Illustrating their concern is a fire that occurred April 11 along the brushy banks of Ward Creek west of Cedaredge.
A fire there burned several hundred square yards of undergrowth along the creek. Responding firefighters from the Cedaredge Volunteer Fire Department put the fire out only a short time before afternoon high winds began whipping up the canyon, an eyewitness told the DCI.
The blaze occurred about a quarter mile from the mouth of Colby Canyon, one of the highest risk wildland fire areas identified in the county community fire protection plan.
The fire was close enough to overhead power lines to char them. It involved a large cottonwood tree growing near the lines. The tree fell, making contact with the lines which was apparently the fire's cause, explained Kevin Walker fire chief.
The incident may have been a near miss for firefighters and incident commanders. But it points up the vigilance needed to prevent wildland fire and the dangers to property in the urban-wildland interface zone.
Delta County's emergency manager Rob Fiedler says that homeowners can find information, and possibly grant funds, for creating defensible space around their homes. Those interested may call Lilia Coulter at the West Region Wildfire Council, 729-1418.
Sheriff Fred McKee advises extreme caution. "We could see a burn ban fairly early this year," McKee said. "Call the burn line, 399-2955, before deciding to initiate an agriculture burn. Other open burning requires a permit from the state."
The Montrose Interagency Fire Management Unit combines resources of the Forest Service, BLM and National Park Service for preventing and combating wildland fires. "Current local fuel and weather conditions indicate the potential for significant wildfire activity. Already this year, the National Weather Service has issued multiple Fire Weather Watches and Red Flag Warnings for much of western Colorado and the state as a whole," states an advisory from the unit which also recommends the following safety tips for campers:
• Allow wood to burn completely to ash, if possible.
• Pour lots of water on the fire, and drown all embers, not just the red ones.
• Stir campfire ashes and embers with a shovel.
• Scrape sticks and logs to remove any embers.
• Stir and make sure everything is wet and cold to the touch.
• If water is not available, use dirt.

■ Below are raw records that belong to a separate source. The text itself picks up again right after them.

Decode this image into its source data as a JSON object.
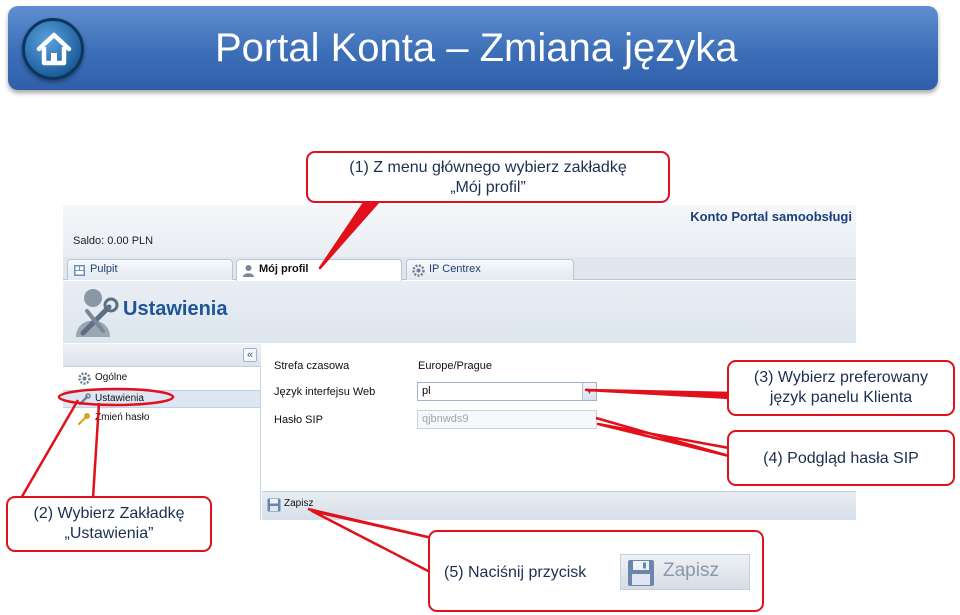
{
  "slide": {
    "title": "Portal Konta – Zmiana języka"
  },
  "app": {
    "portal_title": "Konto Portal samoobsługi",
    "balance": "Saldo: 0.00 PLN",
    "tabs": [
      {
        "label": "Pulpit",
        "icon": "dashboard-icon"
      },
      {
        "label": "Mój profil",
        "icon": "user-icon"
      },
      {
        "label": "IP Centrex",
        "icon": "gear-icon"
      }
    ],
    "section_title": "Ustawienia",
    "collapse_label": "«",
    "sidebar": [
      {
        "label": "Ogólne",
        "icon": "gear-icon"
      },
      {
        "label": "Ustawienia",
        "icon": "wrench-icon"
      },
      {
        "label": "Zmień hasło",
        "icon": "key-icon"
      }
    ],
    "form": {
      "timezone_label": "Strefa czasowa",
      "timezone_value": "Europe/Prague",
      "language_label": "Język interfejsu Web",
      "language_value": "pl",
      "sip_password_label": "Hasło SIP",
      "sip_password_value": "qjbnwds9"
    },
    "save_label": "Zapisz"
  },
  "callouts": {
    "step1": [
      "(1) Z menu głównego wybierz zakładkę",
      "„Mój profil”"
    ],
    "step2": [
      "(2) Wybierz Zakładkę",
      "„Ustawienia”"
    ],
    "step3": [
      "(3) Wybierz preferowany",
      "język panelu Klienta"
    ],
    "step4": "(4) Podgląd hasła SIP",
    "step5": "(5) Naciśnij przycisk",
    "step5_button_label": "Zapisz"
  },
  "colors": {
    "header": "#3d6fb8",
    "callout_border": "#e1101a",
    "accent_text": "#1d5596"
  }
}
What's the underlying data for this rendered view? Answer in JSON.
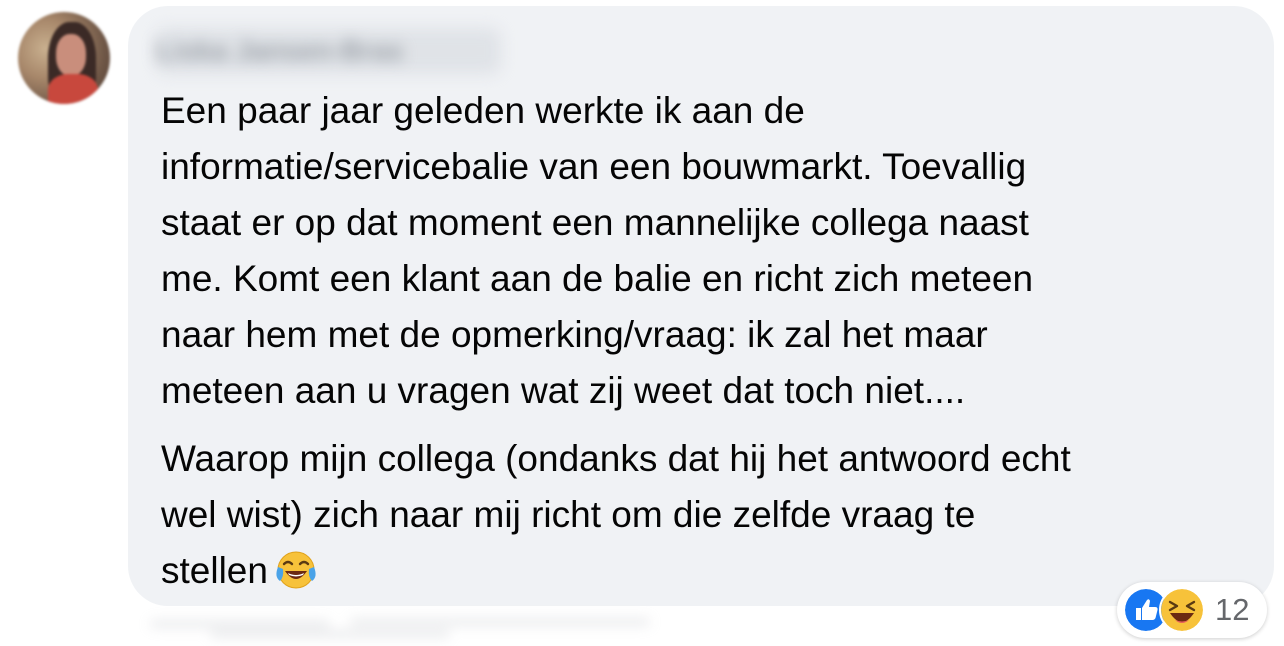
{
  "comment": {
    "author": "Liska Jansen-Bras",
    "paragraphs": [
      {
        "lines": [
          "Een paar jaar geleden werkte ik aan de",
          "informatie/servicebalie van een bouwmarkt. Toevallig",
          "staat er op dat moment een mannelijke collega naast",
          "me. Komt een klant aan de balie en richt zich meteen",
          "naar hem met de opmerking/vraag: ik zal het maar",
          "meteen aan u vragen wat zij weet dat toch niet...."
        ]
      },
      {
        "lines": [
          "Waarop mijn collega (ondanks dat hij het antwoord echt",
          "wel wist) zich naar mij richt om die zelfde vraag te",
          "stellen"
        ],
        "trailing_emoji": "face-with-tears-of-joy-icon"
      }
    ],
    "reactions": {
      "types": [
        "like-icon",
        "haha-icon"
      ],
      "count": "12"
    }
  },
  "colors": {
    "bubble_bg": "#f0f2f5",
    "text": "#050505",
    "like_blue": "#1877f2",
    "muted": "#65676b"
  }
}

Mix dirt with the embers. Continue adding and stirring until all material is cool.blog comments powered by Disqus